The twist to the experiment was that most of the subjects had neurodegenerative diseases, which helped scientists identify a thumb-sized bit of tissue in the right hemisphere of the front part of the brain called the "pregenual anterior cingulate cortex" as integral to embarrassment.
The degree to which the singers were embarrassed in hearing themselves sing "My Girl" – the 1964 hit by the Temptations – depended on the integrity of this particular region.
"In healthy people, watching themselves sing elicits a considerable embarrassment reaction," said Virginia Sturm, a postdoctoral fellow at UCSF. Their blood pressure goes up, their heart rate increases, and their breathing changes, she explained. People who had neurological damage in the medial frontal cortex, however, responded more indifferently.
Too embarrassed to learn singing or to approach someone you have a crush on? It'd be mighty handy to be able to push a button on your iPhone and turn turn your pregenual anterior cingulate cortex. Maybe in 20 or 30 years you'll be able to get injected by nanobots that travel to that part of the brain and then start listening for orders to suppress neural activity.
Then there's offspring genetic engineering. When it becomes possible to choose genetic variants that control the size of the pregenual anterior cingulate cortex will you want to make your kids have a smaller one or a bigger one you have?
"This brain region predicted the behavior," said Sturm. "The smaller the region, the less embarrassed the people were."
The feeling of embarrassment is a restraint on behavior. Imagine that anyone who wants a job on Wall Street was required to have a pregenual anterior cingulate cortex with some minimum size to assure they can feel embarrassed. Would they be less likely to do corrupt things? Ditto elected officials. Require a bigger pregenual anterior cingulate cortex at each step up in elected level?
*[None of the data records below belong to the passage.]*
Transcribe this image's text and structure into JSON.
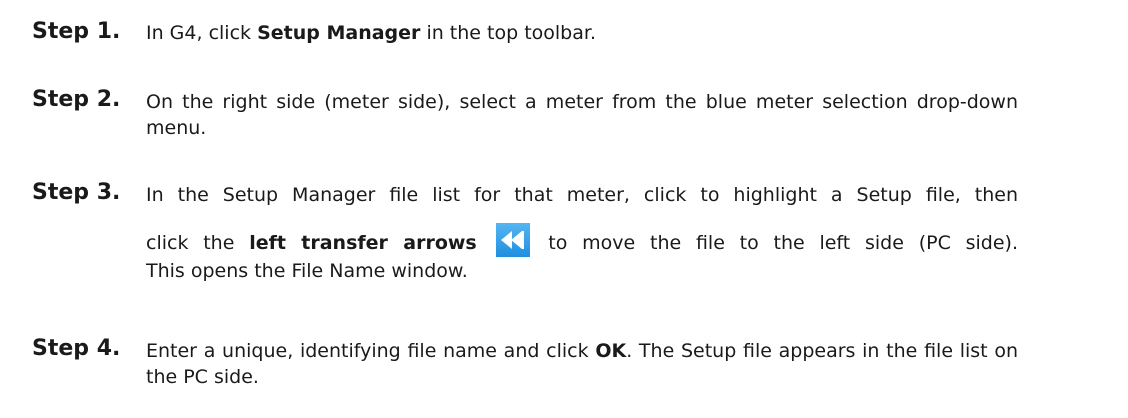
{
  "steps": [
    {
      "label": "Step 1.",
      "pre": "In G4, click ",
      "bold": "Setup Manager",
      "post": " in the top toolbar."
    },
    {
      "label": "Step 2.",
      "text": "On the right side (meter side), select a meter from the blue meter selection drop-down menu."
    },
    {
      "label": "Step 3.",
      "line1": "In the Setup Manager file list for that meter, click to highlight a Setup file, then",
      "line2_pre": "click the ",
      "line2_bold": "left transfer arrows",
      "icon": "rewind-arrows-icon",
      "line2_post": " to move the file to the left side (PC side).",
      "rest": "This opens the File Name window."
    },
    {
      "label": "Step 4.",
      "pre": "Enter a unique, identifying file name and click ",
      "bold": "OK",
      "post": ". The Setup file appears in the file list on the PC side."
    }
  ],
  "colors": {
    "icon_blue": "#1f8fdf",
    "icon_blue_light": "#57b5f2"
  }
}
|Share |||Randall Parker, 2011 April 22 09:30 AM Brain Innate|